PolyAn is the European distributor of the nitrocellulose based microarray product families developed by Grace Bio-Labs.
ONCYTE® porous nitrocellulose (PNC) slides are the optimal high binding protein microarray substrate technology available. Invented by Grace Bio-Labs scientists, the three dimensional microporous film cast on a variety of solid surfaces (vis. glass, plastic, gold, tantalum) is comprised of a nitrocellulose polymer and proprietary chemistry that retains stable protein quaternary conformations providing ideal microarray substrate for a variety of applications. ONCYTE® film provides an excellent surface when performing reverse phase protein arrays (RPPA), antibody arrays, antigen or peptide arrays whether using colorimetric,fluorescent or near infra-red detection systems.
|Dynamic range (log scale fluorescence)||5-6||5-6||7+||4-5|
|Applications||Best for any application requiring high binding capacity and colorimetric detection.||Reduced fluorescence background with lower binding capacity than AVID. Good signal-to-noise ratio for fluorescence detection.||Second generation NOVA, lowest fluorescence background, high binding capacity. Best for fluorescence detection and large dynamic range.||Lowest fluorescence background, lower binding capacity, reduced dynamic range. Best signal-to-noise ratio for fluorescence detection.|
The ONCYTE™ and SuperNOVA™ slides are available as single film or in various multi-pad formats. The film is compatible with fluorescent, chemoluminescent, radiographic, and colorimetric detection systems. It is manufactured to the highest standards, providing excellent reliability and reproducibility.

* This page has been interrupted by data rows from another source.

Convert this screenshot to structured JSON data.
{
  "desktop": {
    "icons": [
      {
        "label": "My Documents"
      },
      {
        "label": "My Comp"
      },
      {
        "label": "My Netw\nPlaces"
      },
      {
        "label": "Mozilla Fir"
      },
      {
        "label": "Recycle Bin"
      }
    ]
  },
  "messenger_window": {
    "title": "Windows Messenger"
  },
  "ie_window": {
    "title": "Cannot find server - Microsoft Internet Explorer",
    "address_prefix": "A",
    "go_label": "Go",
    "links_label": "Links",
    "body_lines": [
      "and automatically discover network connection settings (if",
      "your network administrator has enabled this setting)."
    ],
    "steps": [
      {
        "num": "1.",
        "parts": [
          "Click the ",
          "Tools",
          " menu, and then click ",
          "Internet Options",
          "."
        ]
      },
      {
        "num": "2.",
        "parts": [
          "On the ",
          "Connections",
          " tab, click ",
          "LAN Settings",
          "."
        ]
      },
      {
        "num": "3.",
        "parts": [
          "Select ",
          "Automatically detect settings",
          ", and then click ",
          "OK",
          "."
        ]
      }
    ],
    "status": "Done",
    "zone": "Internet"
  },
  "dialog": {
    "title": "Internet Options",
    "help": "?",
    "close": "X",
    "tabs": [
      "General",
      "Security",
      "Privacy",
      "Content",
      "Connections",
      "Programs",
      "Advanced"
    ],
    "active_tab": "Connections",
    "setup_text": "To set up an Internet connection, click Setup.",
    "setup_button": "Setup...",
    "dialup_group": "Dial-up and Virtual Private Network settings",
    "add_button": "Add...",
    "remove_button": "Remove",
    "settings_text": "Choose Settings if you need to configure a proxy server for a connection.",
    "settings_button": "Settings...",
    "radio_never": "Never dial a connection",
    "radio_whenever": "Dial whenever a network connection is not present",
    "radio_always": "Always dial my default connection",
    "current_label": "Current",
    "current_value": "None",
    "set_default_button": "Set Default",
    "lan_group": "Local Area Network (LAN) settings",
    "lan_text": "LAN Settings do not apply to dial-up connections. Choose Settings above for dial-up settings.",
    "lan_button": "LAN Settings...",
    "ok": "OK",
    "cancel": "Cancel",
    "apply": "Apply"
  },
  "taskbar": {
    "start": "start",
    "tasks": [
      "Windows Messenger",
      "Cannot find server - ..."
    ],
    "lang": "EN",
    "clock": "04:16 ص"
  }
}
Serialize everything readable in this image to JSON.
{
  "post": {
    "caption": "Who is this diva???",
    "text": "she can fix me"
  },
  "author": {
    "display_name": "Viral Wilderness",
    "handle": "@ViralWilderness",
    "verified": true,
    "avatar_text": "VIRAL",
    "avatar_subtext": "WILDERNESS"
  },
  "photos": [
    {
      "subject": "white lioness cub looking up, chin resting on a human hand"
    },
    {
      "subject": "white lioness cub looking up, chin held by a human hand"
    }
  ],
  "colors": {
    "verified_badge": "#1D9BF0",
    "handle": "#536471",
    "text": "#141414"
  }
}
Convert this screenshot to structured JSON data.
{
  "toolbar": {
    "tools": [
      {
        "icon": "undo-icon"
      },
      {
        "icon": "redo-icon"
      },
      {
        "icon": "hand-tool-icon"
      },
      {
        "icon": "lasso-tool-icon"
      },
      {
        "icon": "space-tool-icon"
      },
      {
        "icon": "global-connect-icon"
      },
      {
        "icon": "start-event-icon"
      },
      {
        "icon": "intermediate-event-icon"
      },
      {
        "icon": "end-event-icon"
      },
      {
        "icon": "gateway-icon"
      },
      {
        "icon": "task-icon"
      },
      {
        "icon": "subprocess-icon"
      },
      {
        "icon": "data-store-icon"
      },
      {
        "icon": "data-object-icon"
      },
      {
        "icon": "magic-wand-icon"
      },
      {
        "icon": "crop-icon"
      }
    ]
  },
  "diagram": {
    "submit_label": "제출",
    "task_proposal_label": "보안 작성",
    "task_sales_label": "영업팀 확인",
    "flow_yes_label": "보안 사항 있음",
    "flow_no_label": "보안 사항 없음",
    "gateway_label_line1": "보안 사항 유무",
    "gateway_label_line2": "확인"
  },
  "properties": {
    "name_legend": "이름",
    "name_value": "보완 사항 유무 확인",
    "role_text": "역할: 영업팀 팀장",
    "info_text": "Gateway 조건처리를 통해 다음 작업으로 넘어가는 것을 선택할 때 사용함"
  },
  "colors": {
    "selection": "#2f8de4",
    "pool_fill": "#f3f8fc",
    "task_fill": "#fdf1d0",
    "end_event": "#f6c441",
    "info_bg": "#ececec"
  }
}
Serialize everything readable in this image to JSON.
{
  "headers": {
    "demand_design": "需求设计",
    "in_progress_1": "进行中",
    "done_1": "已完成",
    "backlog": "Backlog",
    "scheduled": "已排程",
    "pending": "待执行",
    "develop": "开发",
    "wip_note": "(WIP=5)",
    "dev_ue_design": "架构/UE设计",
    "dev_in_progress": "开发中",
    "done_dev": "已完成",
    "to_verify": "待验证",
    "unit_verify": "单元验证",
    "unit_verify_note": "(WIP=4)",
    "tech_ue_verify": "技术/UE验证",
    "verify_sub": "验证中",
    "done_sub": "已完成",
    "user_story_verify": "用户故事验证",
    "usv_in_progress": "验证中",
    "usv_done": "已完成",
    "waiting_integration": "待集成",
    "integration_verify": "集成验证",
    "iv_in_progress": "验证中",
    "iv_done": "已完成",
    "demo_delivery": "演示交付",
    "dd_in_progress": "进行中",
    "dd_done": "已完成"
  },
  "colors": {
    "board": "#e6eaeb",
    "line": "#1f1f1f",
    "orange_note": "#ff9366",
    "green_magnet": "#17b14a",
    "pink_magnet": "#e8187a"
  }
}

The PATH® Protein Microarray Slide is coated with an ultra-thin nitrocellulose film for the noncovalent, yet irreversible, binding of printed antibodies to the slide surface while maintaining antigen binding capability. PATH® slides provide maximum reliability, sensitivity, and reproducibility of multiplex protein microarray immunoassays, in addition to reducing background fluorescence and maximizing signal-to-noise ratios.